They were real after all, weren’t they? And better yet, who had they chosen to commune with, whose sustenance had they selected to beam up and sample in their big sucking alien mouths, than her Sunday best? Of all places, of all things, of all mortal beings – in all time – they, they, had chosen her. Her bread, her home, her. Ms. Ellis, Ms. Ellismere. 

As she had always known someone would.  

  • - -

About a year and a half later, when I entered junior high – the same day that I made it onto the sophomore basketball team, the day that I felt sure was the beginning of the rest of my life, about six months before I developed severe tendonitis from practicing too much and never played again – we learned in geography class about the islands of the Arctic Ocean. Apparently there was a place called Cape Columbia, the northernmost point in Canada, which had featured in a famous exploratory voyage.

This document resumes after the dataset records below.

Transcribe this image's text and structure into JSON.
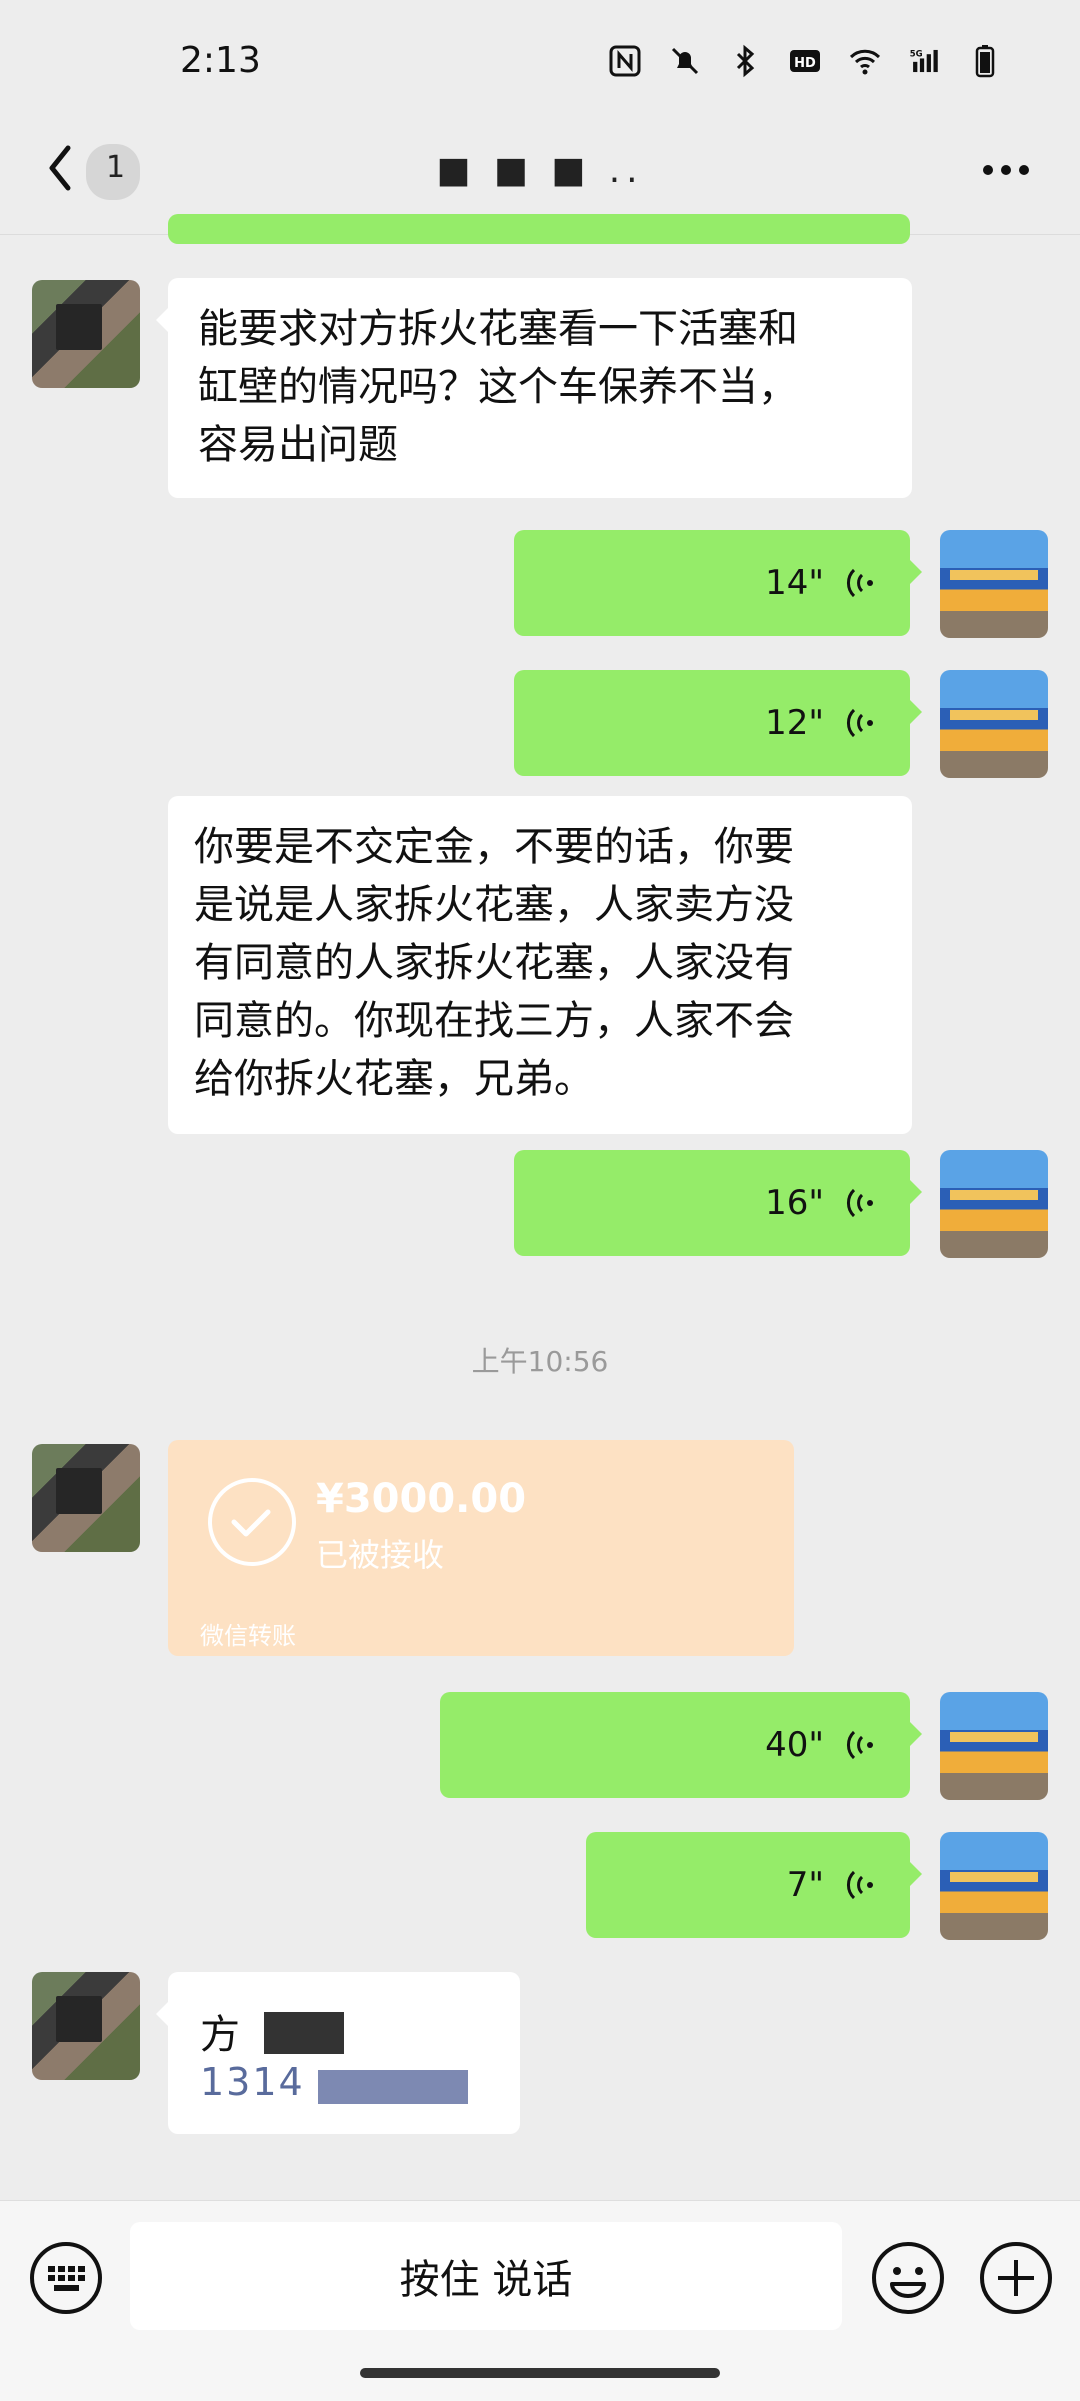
{
  "status_bar": {
    "time": "2:13",
    "icons": [
      "nfc-icon",
      "mute-bell-icon",
      "bluetooth-icon",
      "hd-icon",
      "wifi-icon",
      "5g-signal-icon",
      "battery-icon"
    ]
  },
  "nav": {
    "back_badge": "1",
    "title": "■ ■ ■ .."
  },
  "messages": [
    {
      "id": "m1",
      "side": "left",
      "type": "text",
      "text_lines": [
        "能要求对方拆火花塞看一下活塞和",
        "缸壁的情况吗？这个车保养不当，",
        "容易出问题"
      ]
    },
    {
      "id": "m2",
      "side": "right",
      "type": "voice",
      "duration": "14\""
    },
    {
      "id": "m3",
      "side": "right",
      "type": "voice",
      "duration": "12\""
    },
    {
      "id": "m4",
      "side": "left",
      "type": "text",
      "text_lines": [
        "你要是不交定金，不要的话，你要",
        "是说是人家拆火花塞，人家卖方没",
        "有同意的人家拆火花塞，人家没有",
        "同意的。你现在找三方，人家不会",
        "给你拆火花塞，兄弟。"
      ]
    },
    {
      "id": "m5",
      "side": "right",
      "type": "voice",
      "duration": "16\""
    },
    {
      "id": "t1",
      "type": "timestamp",
      "text": "上午10:56"
    },
    {
      "id": "m6",
      "side": "left",
      "type": "transfer",
      "amount": "¥3000.00",
      "status": "已被接收",
      "source": "微信转账"
    },
    {
      "id": "m7",
      "side": "right",
      "type": "voice",
      "duration": "40\""
    },
    {
      "id": "m8",
      "side": "right",
      "type": "voice",
      "duration": "7\""
    },
    {
      "id": "m9",
      "side": "left",
      "type": "contact",
      "name": "方",
      "phone": "1314"
    }
  ],
  "input_bar": {
    "hold_to_talk": "按住 说话"
  },
  "colors": {
    "background": "#ededed",
    "bubble_green": "#95ec69",
    "bubble_white": "#ffffff",
    "transfer_bg": "#fde1c3",
    "link_blue": "#596b9c"
  }
}
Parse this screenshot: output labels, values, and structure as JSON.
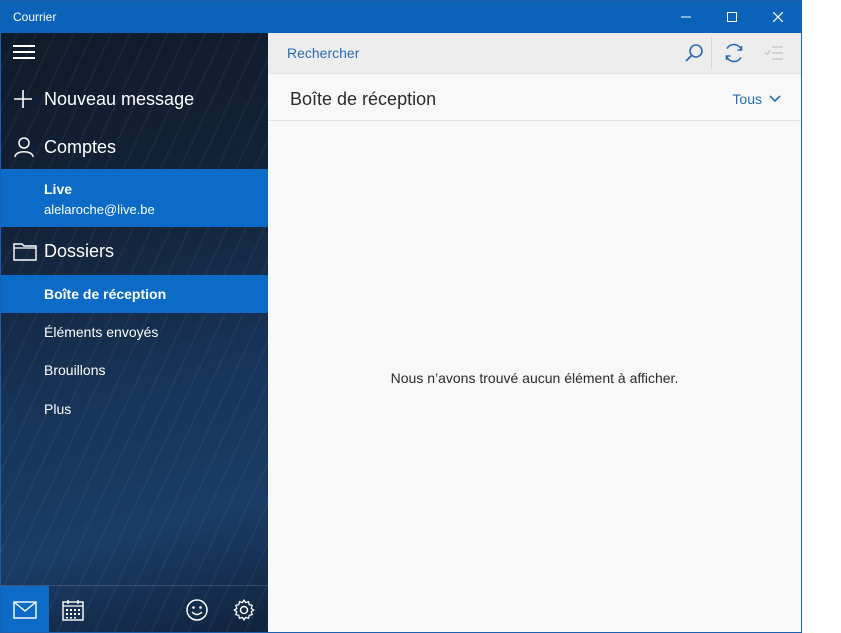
{
  "window": {
    "title": "Courrier",
    "controls": {
      "minimize": "minimize-icon",
      "maximize": "maximize-icon",
      "close": "close-icon"
    }
  },
  "sidebar": {
    "new_message": "Nouveau message",
    "accounts_label": "Comptes",
    "account": {
      "name": "Live",
      "email": "alelaroche@live.be"
    },
    "folders_label": "Dossiers",
    "folders": [
      {
        "label": "Boîte de réception",
        "selected": true
      },
      {
        "label": "Éléments envoyés",
        "selected": false
      },
      {
        "label": "Brouillons",
        "selected": false
      },
      {
        "label": "Plus",
        "selected": false
      }
    ],
    "bottom_icons": [
      "mail-icon",
      "calendar-icon",
      "smiley-icon",
      "gear-icon"
    ]
  },
  "main": {
    "search_placeholder": "Rechercher",
    "toolbar_icons": [
      "search-icon",
      "sync-icon",
      "select-mode-icon"
    ],
    "folder_title": "Boîte de réception",
    "filter_label": "Tous",
    "empty_message": "Nous n’avons trouvé aucun élément à afficher."
  },
  "colors": {
    "titlebar": "#0a63b8",
    "accent": "#0b6bc6",
    "link": "#2a6bb0"
  }
}
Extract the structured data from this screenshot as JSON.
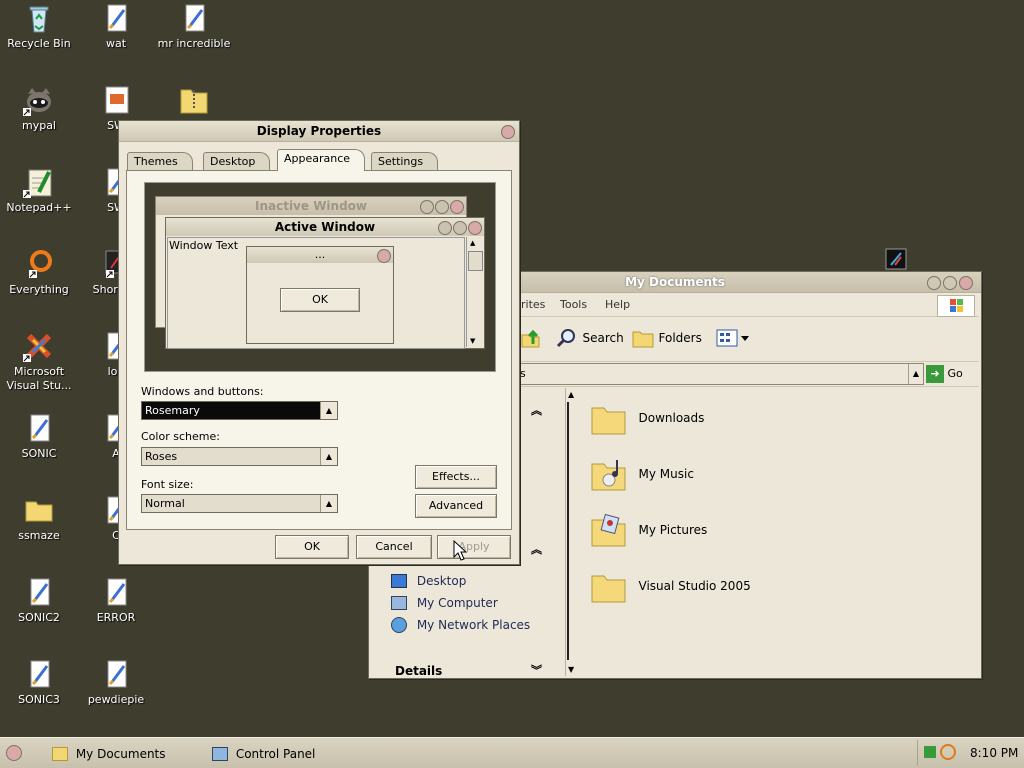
{
  "desktop": {
    "icons": [
      {
        "label": "Recycle Bin"
      },
      {
        "label": "wat"
      },
      {
        "label": "mr incredible"
      },
      {
        "label": "mypal"
      },
      {
        "label": "SW"
      },
      {
        "label": "Notepad++"
      },
      {
        "label": "SW"
      },
      {
        "label": "Everything"
      },
      {
        "label": "Shorte..."
      },
      {
        "label": "Microsoft Visual Stu..."
      },
      {
        "label": "log"
      },
      {
        "label": "SONIC"
      },
      {
        "label": "A"
      },
      {
        "label": "ssmaze"
      },
      {
        "label": "C"
      },
      {
        "label": "SONIC2"
      },
      {
        "label": "ERROR"
      },
      {
        "label": "SONIC3"
      },
      {
        "label": "pewdiepie"
      }
    ]
  },
  "display_props": {
    "title": "Display Properties",
    "tabs": [
      "Themes",
      "Desktop",
      "Appearance",
      "Settings"
    ],
    "preview": {
      "inactive_title": "Inactive Window",
      "active_title": "Active Window",
      "window_text": "Window Text",
      "msg_title": "...",
      "ok": "OK"
    },
    "windows_buttons_label": "Windows and buttons:",
    "windows_buttons_value": "Rosemary",
    "color_scheme_label": "Color scheme:",
    "color_scheme_value": "Roses",
    "font_size_label": "Font size:",
    "font_size_value": "Normal",
    "effects": "Effects...",
    "advanced": "Advanced",
    "ok": "OK",
    "cancel": "Cancel",
    "apply": "Apply"
  },
  "explorer": {
    "title": "My Documents",
    "menu": [
      "rites",
      "Tools",
      "Help"
    ],
    "toolbar": {
      "search": "Search",
      "folders": "Folders"
    },
    "address_value": "s",
    "go": "Go",
    "other_places": [
      "Desktop",
      "My Computer",
      "My Network Places"
    ],
    "details": "Details",
    "folders": [
      "Downloads",
      "My Music",
      "My Pictures",
      "Visual Studio 2005"
    ]
  },
  "taskbar": {
    "items": [
      "My Documents",
      "Control Panel"
    ],
    "time": "8:10 PM"
  },
  "colors": {
    "desktop": "#3f3d2e",
    "window": "#ece7d9",
    "accent": "#c9a3a3"
  }
}
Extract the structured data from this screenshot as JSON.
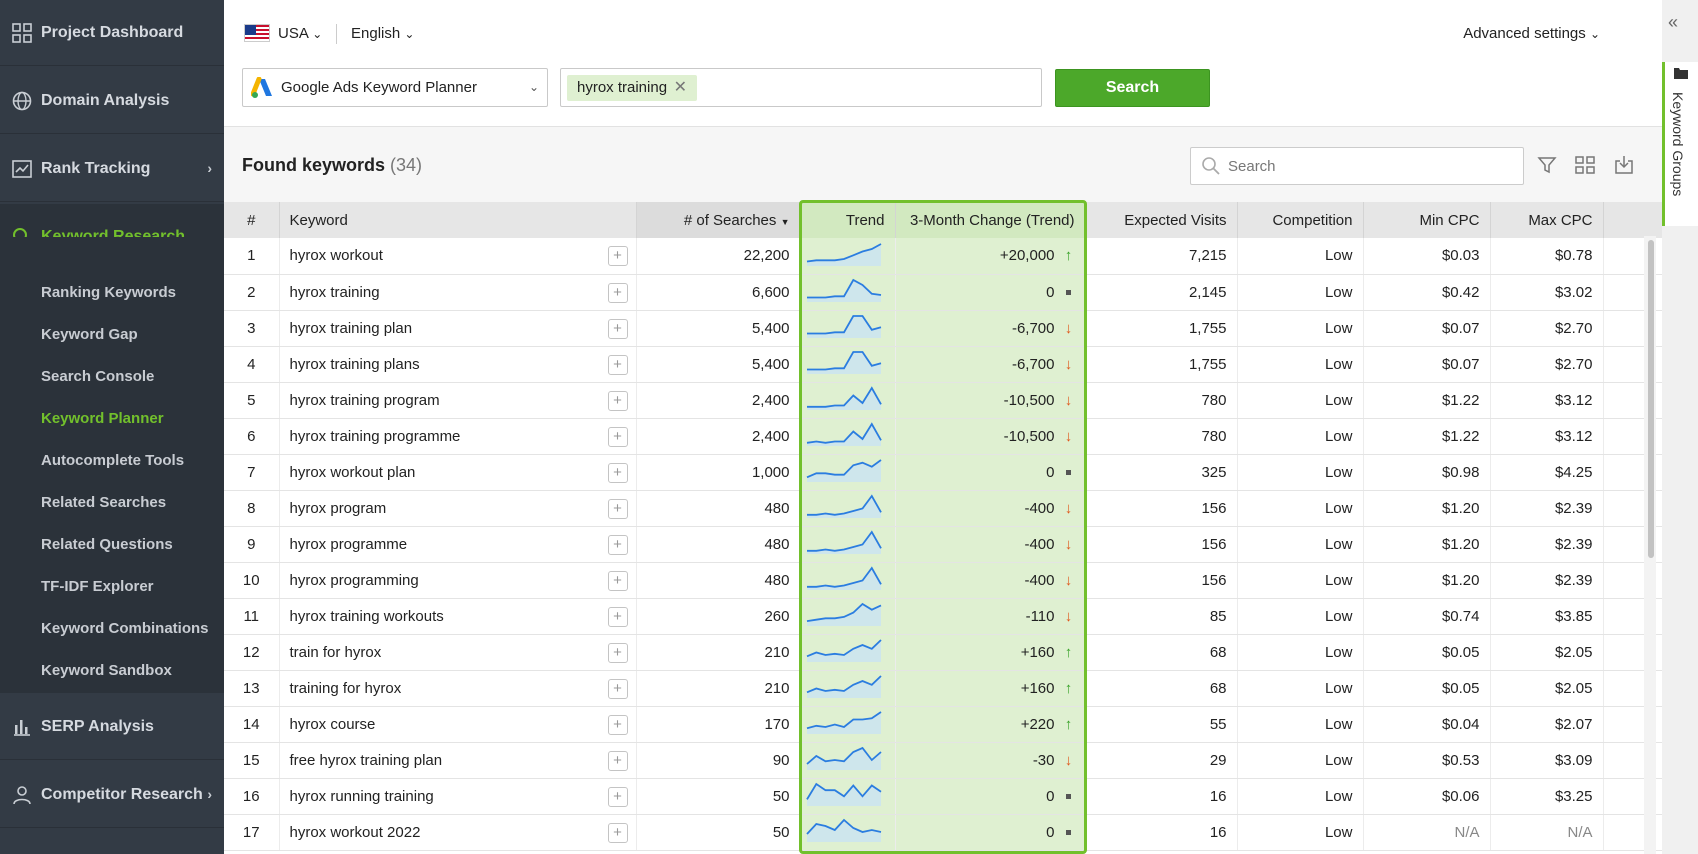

It was from this point that Robert Peary set off on the final leg of his last expedition to the North Pole, an endeavour which he claimed was successful. 

“The pole at last!” he wrote that day. “The prize of three centuries, my dream and ambition for twenty-three years. Mine at last. I cannot bring myself to realize it. It all seems so simple and commonplace ...”

With their superior knowledge of navigation and the advantage of hindsight, of course, today’s historians know that on this count he was either lying, or delusional. 

Cape Columbia was on Ellesmere Island.

About the Author

Stephanie Sushko has been writing since childhood, and has won several local awards for her poetry and fiction. She holds a Bachelor of Arts and Science from McMaster University, and is currently pursuing a teaching degree. She has previously had work published in Literary Orphans and Ripples in Space journals. Her favourite themes to explore include illusion, transformation, eccentricity, hereticism, unity, and isolation.